Work task - In the listing below, how many lines contain the word "warning"? Answer with the number alone.

Records shown -
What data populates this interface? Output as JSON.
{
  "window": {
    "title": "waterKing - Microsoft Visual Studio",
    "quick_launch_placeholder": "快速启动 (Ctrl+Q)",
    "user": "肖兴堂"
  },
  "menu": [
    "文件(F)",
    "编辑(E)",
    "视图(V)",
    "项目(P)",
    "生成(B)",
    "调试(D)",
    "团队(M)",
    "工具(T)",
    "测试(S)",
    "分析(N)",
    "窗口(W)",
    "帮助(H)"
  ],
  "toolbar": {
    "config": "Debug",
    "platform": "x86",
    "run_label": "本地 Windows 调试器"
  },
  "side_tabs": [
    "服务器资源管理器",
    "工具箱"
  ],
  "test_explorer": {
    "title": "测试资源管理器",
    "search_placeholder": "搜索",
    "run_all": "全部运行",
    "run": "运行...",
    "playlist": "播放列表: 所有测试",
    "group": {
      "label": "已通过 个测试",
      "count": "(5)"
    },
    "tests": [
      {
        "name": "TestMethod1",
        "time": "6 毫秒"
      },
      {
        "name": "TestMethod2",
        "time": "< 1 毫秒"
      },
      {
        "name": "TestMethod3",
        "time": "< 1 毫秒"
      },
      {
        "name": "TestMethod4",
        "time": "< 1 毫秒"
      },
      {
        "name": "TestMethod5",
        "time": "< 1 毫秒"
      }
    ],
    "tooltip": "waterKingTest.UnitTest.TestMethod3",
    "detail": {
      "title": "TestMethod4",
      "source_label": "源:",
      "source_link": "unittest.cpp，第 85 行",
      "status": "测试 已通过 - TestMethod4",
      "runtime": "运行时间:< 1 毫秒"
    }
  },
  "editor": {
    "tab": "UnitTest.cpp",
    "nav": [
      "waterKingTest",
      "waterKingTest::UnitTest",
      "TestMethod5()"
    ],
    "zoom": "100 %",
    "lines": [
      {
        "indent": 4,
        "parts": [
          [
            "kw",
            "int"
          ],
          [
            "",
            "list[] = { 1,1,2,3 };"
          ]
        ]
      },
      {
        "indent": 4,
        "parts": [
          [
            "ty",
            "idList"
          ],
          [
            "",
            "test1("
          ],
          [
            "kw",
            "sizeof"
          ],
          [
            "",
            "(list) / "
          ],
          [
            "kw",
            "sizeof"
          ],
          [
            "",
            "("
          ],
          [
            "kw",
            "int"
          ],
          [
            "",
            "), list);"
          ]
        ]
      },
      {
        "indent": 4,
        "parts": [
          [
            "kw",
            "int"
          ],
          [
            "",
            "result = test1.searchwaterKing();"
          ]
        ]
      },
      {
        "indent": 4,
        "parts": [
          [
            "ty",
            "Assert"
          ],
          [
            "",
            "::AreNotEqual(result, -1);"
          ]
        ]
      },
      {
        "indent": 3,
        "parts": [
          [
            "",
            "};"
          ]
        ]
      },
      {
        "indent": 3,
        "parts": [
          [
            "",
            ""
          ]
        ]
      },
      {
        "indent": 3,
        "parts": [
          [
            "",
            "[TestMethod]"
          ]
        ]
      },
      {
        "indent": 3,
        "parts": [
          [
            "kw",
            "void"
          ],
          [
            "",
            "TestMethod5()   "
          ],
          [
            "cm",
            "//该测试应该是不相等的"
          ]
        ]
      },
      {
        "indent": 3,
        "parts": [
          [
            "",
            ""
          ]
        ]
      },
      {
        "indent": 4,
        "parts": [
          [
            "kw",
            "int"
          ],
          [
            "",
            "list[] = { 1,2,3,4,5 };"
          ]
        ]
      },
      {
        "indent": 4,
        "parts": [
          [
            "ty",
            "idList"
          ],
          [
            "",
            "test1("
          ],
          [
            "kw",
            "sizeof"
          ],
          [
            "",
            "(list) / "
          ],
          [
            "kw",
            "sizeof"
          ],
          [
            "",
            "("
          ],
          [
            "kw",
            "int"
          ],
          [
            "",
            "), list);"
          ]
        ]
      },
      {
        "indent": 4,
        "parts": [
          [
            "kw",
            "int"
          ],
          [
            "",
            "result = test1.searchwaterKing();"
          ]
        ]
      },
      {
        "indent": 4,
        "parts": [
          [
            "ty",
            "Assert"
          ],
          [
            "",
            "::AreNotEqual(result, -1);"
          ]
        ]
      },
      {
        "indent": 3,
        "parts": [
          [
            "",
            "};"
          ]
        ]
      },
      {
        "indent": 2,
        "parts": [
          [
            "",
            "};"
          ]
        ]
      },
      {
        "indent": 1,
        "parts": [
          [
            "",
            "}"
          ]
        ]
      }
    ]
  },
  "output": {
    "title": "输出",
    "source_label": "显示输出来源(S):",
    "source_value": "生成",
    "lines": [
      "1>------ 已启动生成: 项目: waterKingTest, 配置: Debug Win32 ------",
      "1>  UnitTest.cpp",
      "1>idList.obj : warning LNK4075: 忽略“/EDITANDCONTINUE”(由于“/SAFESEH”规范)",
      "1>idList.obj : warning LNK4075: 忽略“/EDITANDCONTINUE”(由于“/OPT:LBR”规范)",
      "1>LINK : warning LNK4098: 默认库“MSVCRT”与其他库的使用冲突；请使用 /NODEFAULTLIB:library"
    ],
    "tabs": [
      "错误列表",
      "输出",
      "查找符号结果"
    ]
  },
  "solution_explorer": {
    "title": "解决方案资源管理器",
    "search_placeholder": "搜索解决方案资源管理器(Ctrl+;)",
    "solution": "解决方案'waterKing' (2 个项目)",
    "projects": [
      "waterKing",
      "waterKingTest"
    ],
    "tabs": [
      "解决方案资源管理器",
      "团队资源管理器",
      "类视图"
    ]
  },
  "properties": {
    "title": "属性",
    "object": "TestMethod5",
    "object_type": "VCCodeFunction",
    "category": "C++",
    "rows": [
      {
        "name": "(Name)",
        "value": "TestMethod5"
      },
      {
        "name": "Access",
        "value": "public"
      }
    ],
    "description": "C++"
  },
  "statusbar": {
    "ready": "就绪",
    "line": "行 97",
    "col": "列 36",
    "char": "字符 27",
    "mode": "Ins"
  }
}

Your response - 3